Appearing at a hearing in front of the Senate Armed Services Committee, the two defense officials were asked by Arizona Senator John McCain, the leading Republican proponent of a more aggressive backing of Syrian rebels, if they supported the idea of arming the opposition.
“We do,” answered Panetta.
“We did,” answered Dempsey.
Panetta and Dempsey did not get a chance to explain the response as Senator McCain moved on to another topic.
The administration has resisted arming the rebels citing concerns about the infiltration of extremists groups who would possibly use those weapons against other targets. For now the administration has provided millions in humanitarian aid. The CIA has also sent agents to vet the opposition group to try to better understand its composition.
But last December, the U.S. designated a key Syrian rebel group, the al-Nusra Front, as a terrorist entity. U.S. officials argued it was a necessary step that will not weaken the ability of other rebels to combat the Syrian military.
President Barack Obama spoke of the hesitation of getting more involved in Syria in an interview last month with CBS News.
“Syria is a classic example of where our involvement, we want to make sure that not only does it enhance U.S. security, but also that it is doing right by the people of Syria and neighbors like Israel that are going to be profoundly affected by it. And – and so it’s true sometimes that we don’t just shoot from the hip.”
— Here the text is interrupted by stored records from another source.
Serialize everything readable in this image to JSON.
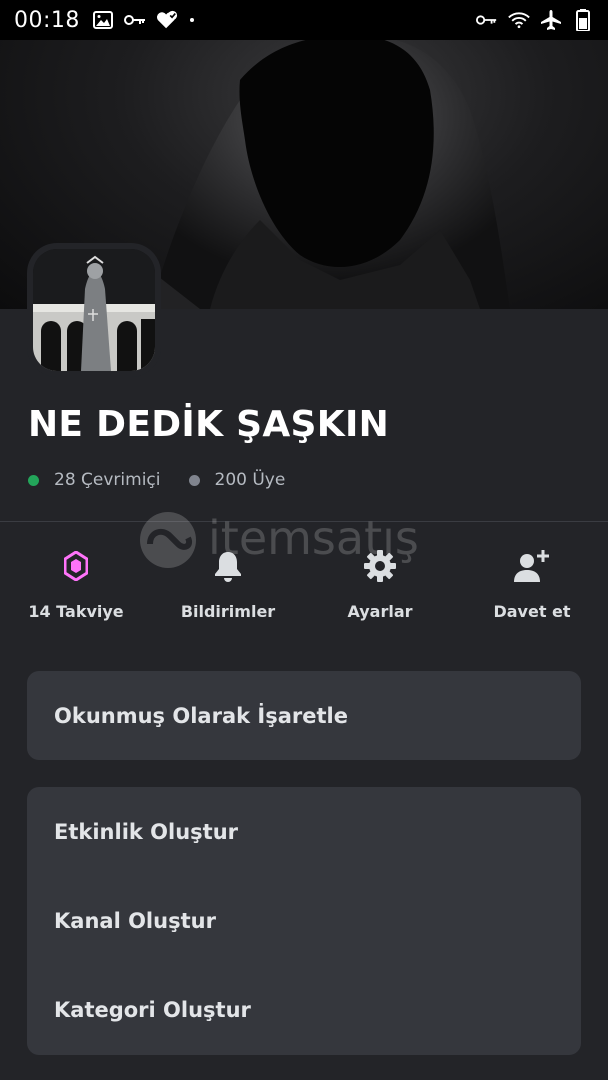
{
  "status_bar": {
    "time": "00:18",
    "left_icons": [
      "image-icon",
      "key-icon",
      "heart-check-icon"
    ],
    "right_icons": [
      "key-icon",
      "wifi-icon",
      "airplane-icon",
      "battery-icon"
    ]
  },
  "server": {
    "name": "NE DEDİK ŞAŞKIN",
    "online_label": "28 Çevrimiçi",
    "members_label": "200 Üye"
  },
  "watermark": {
    "text": "itemsatış"
  },
  "actions": [
    {
      "id": "boost",
      "label": "14 Takviye",
      "icon": "boost-gem-icon",
      "color": "#ff73fa"
    },
    {
      "id": "notifications",
      "label": "Bildirimler",
      "icon": "bell-icon",
      "color": "#dbdee1"
    },
    {
      "id": "settings",
      "label": "Ayarlar",
      "icon": "gear-icon",
      "color": "#dbdee1"
    },
    {
      "id": "invite",
      "label": "Davet et",
      "icon": "add-user-icon",
      "color": "#dbdee1"
    }
  ],
  "menu": {
    "mark_read": "Okunmuş Olarak İşaretle",
    "create_event": "Etkinlik Oluştur",
    "create_channel": "Kanal Oluştur",
    "create_category": "Kategori Oluştur"
  },
  "colors": {
    "background": "#232428",
    "card": "#35373d",
    "online": "#23a55a",
    "offline": "#80848e",
    "boost": "#ff73fa"
  }
}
Senator McCain used the answer by Panetta and Dempsey to urge the president to consider the plan, saying in a statement released to the press ““the time to act is long overdue, but it is not too late.”
“The crisis in Syria represents a graphic failure of American leadership. I urge the President to heed the advice of his former and current national security leaders and immediately take the necessary steps, along with our friends and allies, that could hasten the end of the conflict in Syria,” McCain said in the statement.